Six pound trophy breamSteve Robinson
Damon Sherriff is a great friend of mine. We often speak for hours about fishing. The moon, tide, the barometer, rigs, bait and water temperature. Our wives don't understand and never will.
He has a passion and dedication for snapper fishing that is unmatched. People follow him, pester him and even copy him, but no-one out fishes him on snapper. He was having another great season. He doesn't tell many people about the fish he catches, but he catches a lot.
I had spent my summer shark fishing. In 2004 I helped carry Andrew Hart's 150 kg Mako that he had caught off Low Head and ever since, when I get a calm day, I spend it bobbing around in Bass Strait. It's not everybody's cup of tea, but I love it. I'm addicted!! I had also had a good season but the weather had turned foul and with the water temperature plummeting, it was time to head back into the River.
Damon was encouraging me to have a fish for his favourite snapper. There was still a good chance of catching a "Red Bream" as he likes to call them. But on this day my gut feeling was to try something completely different and to go Black Bream fishing.
West Arm, Long Reach and East Arm have all produced fish. I launched my kayak in a likely spot and fished with crabs that I had collected. Several good bream were caught by a professional fisherman last winter in his nets and Damon and I had both caught small bream in previous years, so my hopes were high.
It was a fishy day. Four Gummy sharks hooked, and they released themselves, in the first hour. It never ceases to amaze me to the size and species of fish you can find in just a couple of metres of water.
Tap, tap, smack! Another hook up. Another Gummy, it had to be. Nothing else could pull this hard. A massive run up into a couple of feet of water and then a full 360 degrees around the kayak, towing it as it went. But, unlike the gummies this fish didn't surface, instead keeping its head down, continuing short runs. It wouldn't come up.
Finally I saw it; It was massive, a magnificent bream! My heart racing, and with my hands shaking, I slipped the net under it and sat it on my lap in the kayak. I was struggling to believe just how big it was; A fish of a life-time.
I lifted it out of the net and panicked! It started thrashing around making one last effort to escape! I was going to lose it over the side; maybe no-one would believe me? I clutched to my chest collecting a full set of dorsel fin spines into my hand and arm. Ouch, ####, but the fish was back into the net and safely back onto the floor of the kayak.
I stared at it admiring the great colours.

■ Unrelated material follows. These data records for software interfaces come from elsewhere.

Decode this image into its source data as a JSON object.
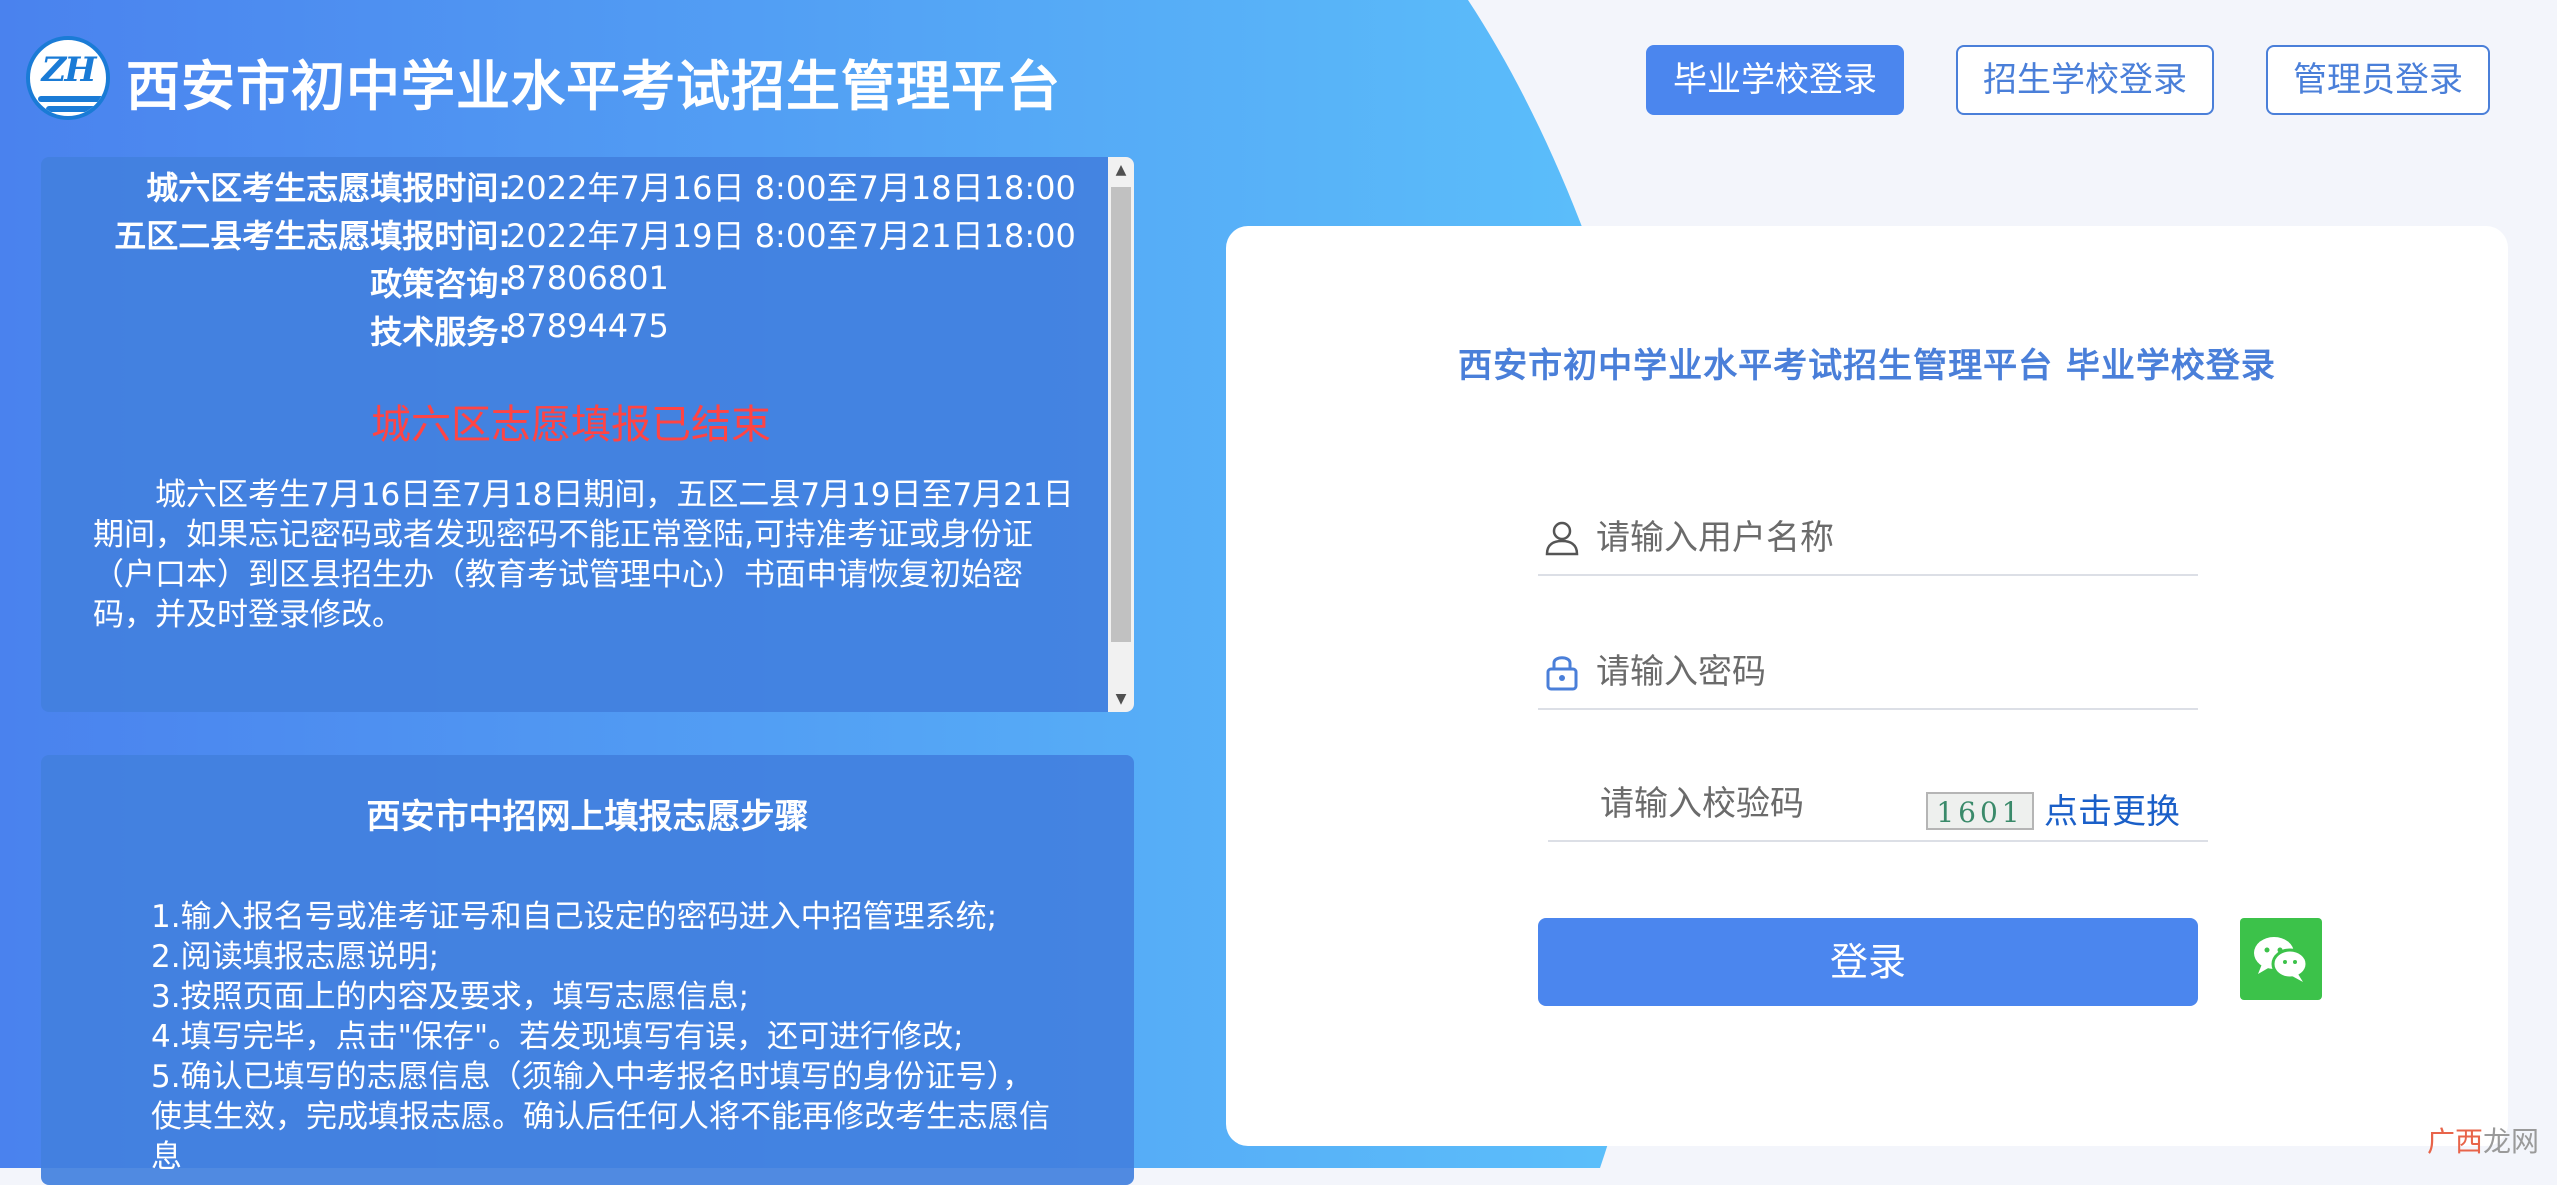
{
  "header": {
    "logo_text": "ZH",
    "site_title": "西安市初中学业水平考试招生管理平台",
    "nav": [
      {
        "label": "毕业学校登录"
      },
      {
        "label": "招生学校登录"
      },
      {
        "label": "管理员登录"
      }
    ]
  },
  "notice": {
    "rows": [
      {
        "label": "城六区考生志愿填报时间:",
        "value": "2022年7月16日 8:00至7月18日18:00"
      },
      {
        "label": "五区二县考生志愿填报时间:",
        "value": "2022年7月19日 8:00至7月21日18:00"
      },
      {
        "label": "政策咨询:",
        "value": "87806801"
      },
      {
        "label": "技术服务:",
        "value": "87894475"
      }
    ],
    "closed_message": "城六区志愿填报已结束",
    "body": "城六区考生7月16日至7月18日期间，五区二县7月19日至7月21日期间，如果忘记密码或者发现密码不能正常登陆,可持准考证或身份证（户口本）到区县招生办（教育考试管理中心）书面申请恢复初始密码，并及时登录修改。"
  },
  "steps": {
    "title": "西安市中招网上填报志愿步骤",
    "items": [
      "1.输入报名号或准考证号和自己设定的密码进入中招管理系统;",
      "2.阅读填报志愿说明;",
      "3.按照页面上的内容及要求，填写志愿信息;",
      "4.填写完毕，点击\"保存\"。若发现填写有误，还可进行修改;",
      "5.确认已填写的志愿信息（须输入中考报名时填写的身份证号），使其生效，完成填报志愿。确认后任何人将不能再修改考生志愿信息"
    ]
  },
  "login": {
    "heading": "西安市初中学业水平考试招生管理平台 毕业学校登录",
    "username_placeholder": "请输入用户名称",
    "password_placeholder": "请输入密码",
    "captcha_placeholder": "请输入校验码",
    "captcha_code": "1601",
    "captcha_refresh": "点击更换",
    "submit_label": "登录"
  },
  "watermark": {
    "brand": "广西",
    "suffix": "龙网"
  }
}
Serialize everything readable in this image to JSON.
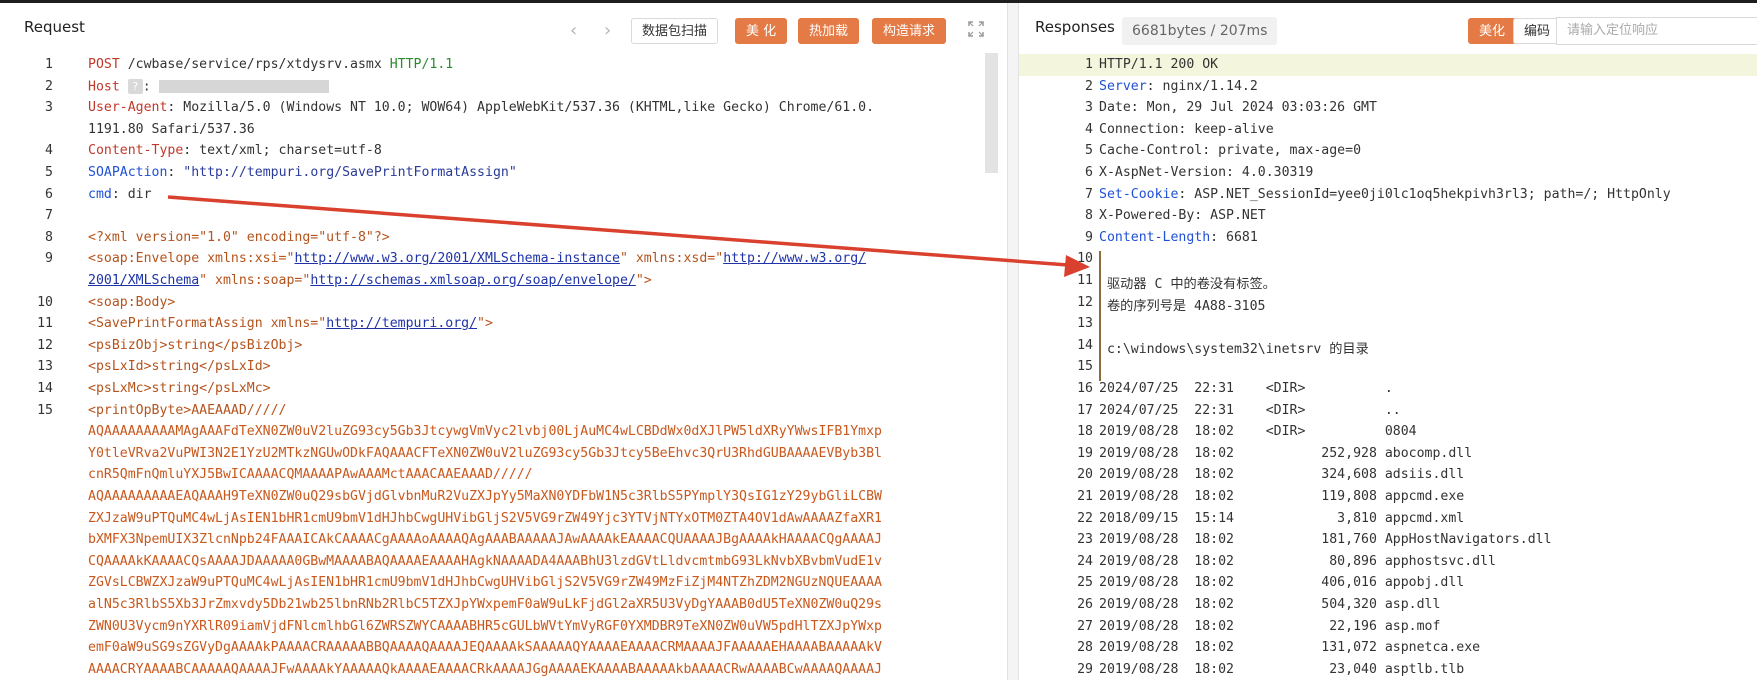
{
  "request": {
    "title": "Request",
    "nav_prev": "‹",
    "nav_next": "›",
    "buttons": {
      "scan": "数据包扫描",
      "beautify": "美 化",
      "hotload": "热加载",
      "construct": "构造请求"
    },
    "lines": [
      {
        "n": "1",
        "kind": "reqline",
        "method": "POST",
        "path": "/cwbase/service/rps/xtdysrv.asmx",
        "proto": "HTTP/1.1"
      },
      {
        "n": "2",
        "kind": "host",
        "key": "Host",
        "sep": ":"
      },
      {
        "n": "3",
        "kind": "header",
        "key": "User-Agent",
        "val": "Mozilla/5.0 (Windows NT 10.0; WOW64) AppleWebKit/537.36 (KHTML,like Gecko) Chrome/61.0."
      },
      {
        "n": "",
        "kind": "plain",
        "val": "1191.80 Safari/537.36"
      },
      {
        "n": "4",
        "kind": "header",
        "key": "Content-Type",
        "val": "text/xml; charset=utf-8"
      },
      {
        "n": "5",
        "kind": "soapaction",
        "key": "SOAPAction",
        "val": "\"http://tempuri.org/SavePrintFormatAssign\""
      },
      {
        "n": "6",
        "kind": "plainkey",
        "key": "cmd",
        "val": "dir"
      },
      {
        "n": "7",
        "kind": "blank"
      },
      {
        "n": "8",
        "kind": "xmldecl",
        "val": "<?xml version=\"1.0\" encoding=\"utf-8\"?>"
      },
      {
        "n": "9",
        "kind": "envelope1",
        "val": "<soap:Envelope xmlns:xsi=\"",
        "url": "http://www.w3.org/2001/XMLSchema-instance",
        "mid": "\" xmlns:xsd=\"",
        "url2": "http://www.w3.org/"
      },
      {
        "n": "",
        "kind": "envelope2",
        "url": "2001/XMLSchema",
        "mid": "\" xmlns:soap=\"",
        "url2": "http://schemas.xmlsoap.org/soap/envelope/",
        "end": "\">"
      },
      {
        "n": "10",
        "kind": "tagline",
        "val": "<soap:Body>"
      },
      {
        "n": "11",
        "kind": "savepf",
        "val": "<SavePrintFormatAssign xmlns=\"",
        "url": "http://tempuri.org/",
        "end": "\">"
      },
      {
        "n": "12",
        "kind": "tagline",
        "val": "<psBizObj>string</psBizObj>"
      },
      {
        "n": "13",
        "kind": "tagline",
        "val": "<psLxId>string</psLxId>"
      },
      {
        "n": "14",
        "kind": "tagline",
        "val": "<psLxMc>string</psLxMc>"
      },
      {
        "n": "15",
        "kind": "tagline",
        "val": "<printOpByte>AAEAAAD/////"
      },
      {
        "n": "",
        "kind": "b64",
        "val": "AQAAAAAAAAAMAgAAAFdTeXN0ZW0uV2luZG93cy5Gb3JtcywgVmVyc2lvbj00LjAuMC4wLCBDdWx0dXJlPW5ldXRyYWwsIFB1Ymxp"
      },
      {
        "n": "",
        "kind": "b64",
        "val": "Y0tleVRva2VuPWI3N2E1YzU2MTkzNGUwODkFAQAAACFTeXN0ZW0uV2luZG93cy5Gb3Jtcy5BeEhvc3QrU3RhdGUBAAAAEVByb3Bl"
      },
      {
        "n": "",
        "kind": "b64",
        "val": "cnR5QmFnQmluYXJ5BwICAAAACQMAAAAPAwAAAMctAAACAAEAAAD/////"
      },
      {
        "n": "",
        "kind": "b64",
        "val": "AQAAAAAAAAAEAQAAAH9TeXN0ZW0uQ29sbGVjdGlvbnMuR2VuZXJpYy5MaXN0YDFbW1N5c3RlbS5PYmplY3QsIG1zY29ybGliLCBW"
      },
      {
        "n": "",
        "kind": "b64",
        "val": "ZXJzaW9uPTQuMC4wLjAsIEN1bHR1cmU9bmV1dHJhbCwgUHVibGljS2V5VG9rZW49Yjc3YTVjNTYxOTM0ZTA4OV1dAwAAAAZfaXR1"
      },
      {
        "n": "",
        "kind": "b64",
        "val": "bXMFX3NpemUIX3ZlcnNpb24FAAAICAkCAAAACgAAAAoAAAAQAgAAABAAAAAJAwAAAAkEAAAACQUAAAAJBgAAAAkHAAAACQgAAAAJ"
      },
      {
        "n": "",
        "kind": "b64",
        "val": "CQAAAAkKAAAACQsAAAAJDAAAAA0GBwMAAAABAQAAAAEAAAAHAgkNAAAADA4AAABhU3lzdGVtLldvcmtmbG93LkNvbXBvbmVudE1v"
      },
      {
        "n": "",
        "kind": "b64",
        "val": "ZGVsLCBWZXJzaW9uPTQuMC4wLjAsIEN1bHR1cmU9bmV1dHJhbCwgUHVibGljS2V5VG9rZW49MzFiZjM4NTZhZDM2NGUzNQUEAAAA"
      },
      {
        "n": "",
        "kind": "b64",
        "val": "alN5c3RlbS5Xb3JrZmxvdy5Db21wb25lbnRNb2RlbC5TZXJpYWxpemF0aW9uLkFjdGl2aXR5U3VyDgYAAAB0dU5TeXN0ZW0uQ29s"
      },
      {
        "n": "",
        "kind": "b64",
        "val": "ZWN0U3Vycm9nYXRlR09iamVjdFNlcmlhbGl6ZWRSZWYCAAAABHR5cGULbWVtYmVyRGF0YXMDBR9TeXN0ZW0uVW5pdHlTZXJpYWxp"
      },
      {
        "n": "",
        "kind": "b64",
        "val": "emF0aW9uSG9sZGVyDgAAAAkPAAAACRAAAAABBQAAAAQAAAAJEQAAAAkSAAAAAQYAAAAEAAAACRMAAAAJFAAAAAEHAAAABAAAAAkV"
      },
      {
        "n": "",
        "kind": "b64",
        "val": "AAAACRYAAAABCAAAAAQAAAAJFwAAAAkYAAAAAQkAAAAEAAAACRkAAAAJGgAAAAEKAAAABAAAAAkbAAAACRwAAAABCwAAAAQAAAAJ"
      }
    ]
  },
  "response": {
    "title": "Responses",
    "badge": "6681bytes / 207ms",
    "buttons": {
      "beautify": "美化",
      "encoding": "编码"
    },
    "search_placeholder": "请输入定位响应",
    "lines": [
      {
        "n": "1",
        "key": "",
        "val": "HTTP/1.1 200 OK"
      },
      {
        "n": "2",
        "key": "Server",
        "val": " nginx/1.14.2"
      },
      {
        "n": "3",
        "key": "",
        "val": "Date: Mon, 29 Jul 2024 03:03:26 GMT"
      },
      {
        "n": "4",
        "key": "",
        "val": "Connection: keep-alive"
      },
      {
        "n": "5",
        "key": "",
        "val": "Cache-Control: private, max-age=0"
      },
      {
        "n": "6",
        "key": "",
        "val": "X-AspNet-Version: 4.0.30319"
      },
      {
        "n": "7",
        "key": "Set-Cookie",
        "val": " ASP.NET_SessionId=yee0ji0lc1oq5hekpivh3rl3; path=/; HttpOnly"
      },
      {
        "n": "8",
        "key": "",
        "val": "X-Powered-By: ASP.NET"
      },
      {
        "n": "9",
        "key": "Content-Length",
        "val": " 6681"
      },
      {
        "n": "10",
        "key": "",
        "val": ""
      },
      {
        "n": "11",
        "key": "",
        "val": " 驱动器 C 中的卷没有标签。"
      },
      {
        "n": "12",
        "key": "",
        "val": " 卷的序列号是 4A88-3105"
      },
      {
        "n": "13",
        "key": "",
        "val": ""
      },
      {
        "n": "14",
        "key": "",
        "val": " c:\\windows\\system32\\inetsrv 的目录"
      },
      {
        "n": "15",
        "key": "",
        "val": ""
      },
      {
        "n": "16",
        "key": "",
        "val": "2024/07/25  22:31    <DIR>          ."
      },
      {
        "n": "17",
        "key": "",
        "val": "2024/07/25  22:31    <DIR>          .."
      },
      {
        "n": "18",
        "key": "",
        "val": "2019/08/28  18:02    <DIR>          0804"
      },
      {
        "n": "19",
        "key": "",
        "val": "2019/08/28  18:02           252,928 abocomp.dll"
      },
      {
        "n": "20",
        "key": "",
        "val": "2019/08/28  18:02           324,608 adsiis.dll"
      },
      {
        "n": "21",
        "key": "",
        "val": "2019/08/28  18:02           119,808 appcmd.exe"
      },
      {
        "n": "22",
        "key": "",
        "val": "2018/09/15  15:14             3,810 appcmd.xml"
      },
      {
        "n": "23",
        "key": "",
        "val": "2019/08/28  18:02           181,760 AppHostNavigators.dll"
      },
      {
        "n": "24",
        "key": "",
        "val": "2019/08/28  18:02            80,896 apphostsvc.dll"
      },
      {
        "n": "25",
        "key": "",
        "val": "2019/08/28  18:02           406,016 appobj.dll"
      },
      {
        "n": "26",
        "key": "",
        "val": "2019/08/28  18:02           504,320 asp.dll"
      },
      {
        "n": "27",
        "key": "",
        "val": "2019/08/28  18:02            22,196 asp.mof"
      },
      {
        "n": "28",
        "key": "",
        "val": "2019/08/28  18:02           131,072 aspnetca.exe"
      },
      {
        "n": "29",
        "key": "",
        "val": "2019/08/28  18:02            23,040 asptlb.tlb"
      }
    ]
  },
  "colors": {
    "accent": "#e47a45",
    "arrow": "#d9412e",
    "header_key": "#2050d8",
    "highlight": "#f3f6dc"
  }
}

Black, silver, gold, copper, yellow and a big fat blue nose. The base of its tail was slightly worn and some fins damaged from years of fossicking around hard rugged bottom. Its mouth full of crushing teeth also showed signs of wear and tear but it was still a magnificent fish.
Still shaking I call Damon on the phone. Of course he was out snapper fishing but, I spoke to his wife Sarah. "I've cracked it!', "What?', "How big?', "Really!', "He'll want to see it.'
Damon called in on his way home. He too was in awe of the fish's size. Apart from the colour, it could easily pass for one of his "Red Bream'. "Too good to eat', he said. It was agreed that he would do a full mount.
Damon's taxidermy is brilliant. He spends pain staking hours hand painting detail onto each individual scale and his patience is evident in the final mount. He's not quick, but he is one of the best!
For the record the fish weighed 2.72 kg or exactly 6 lbs, was 52 cm fork length and was aged at 24 years old. The Tamar doesn't have a big bream fishery like many other Tasmanian estuaries, but fish like this can be the reward for effort.
This day was based on a gut feeling, a bit of luck and a magnificent fish. Now I have memories to keep forever. That's why I love fishing so much!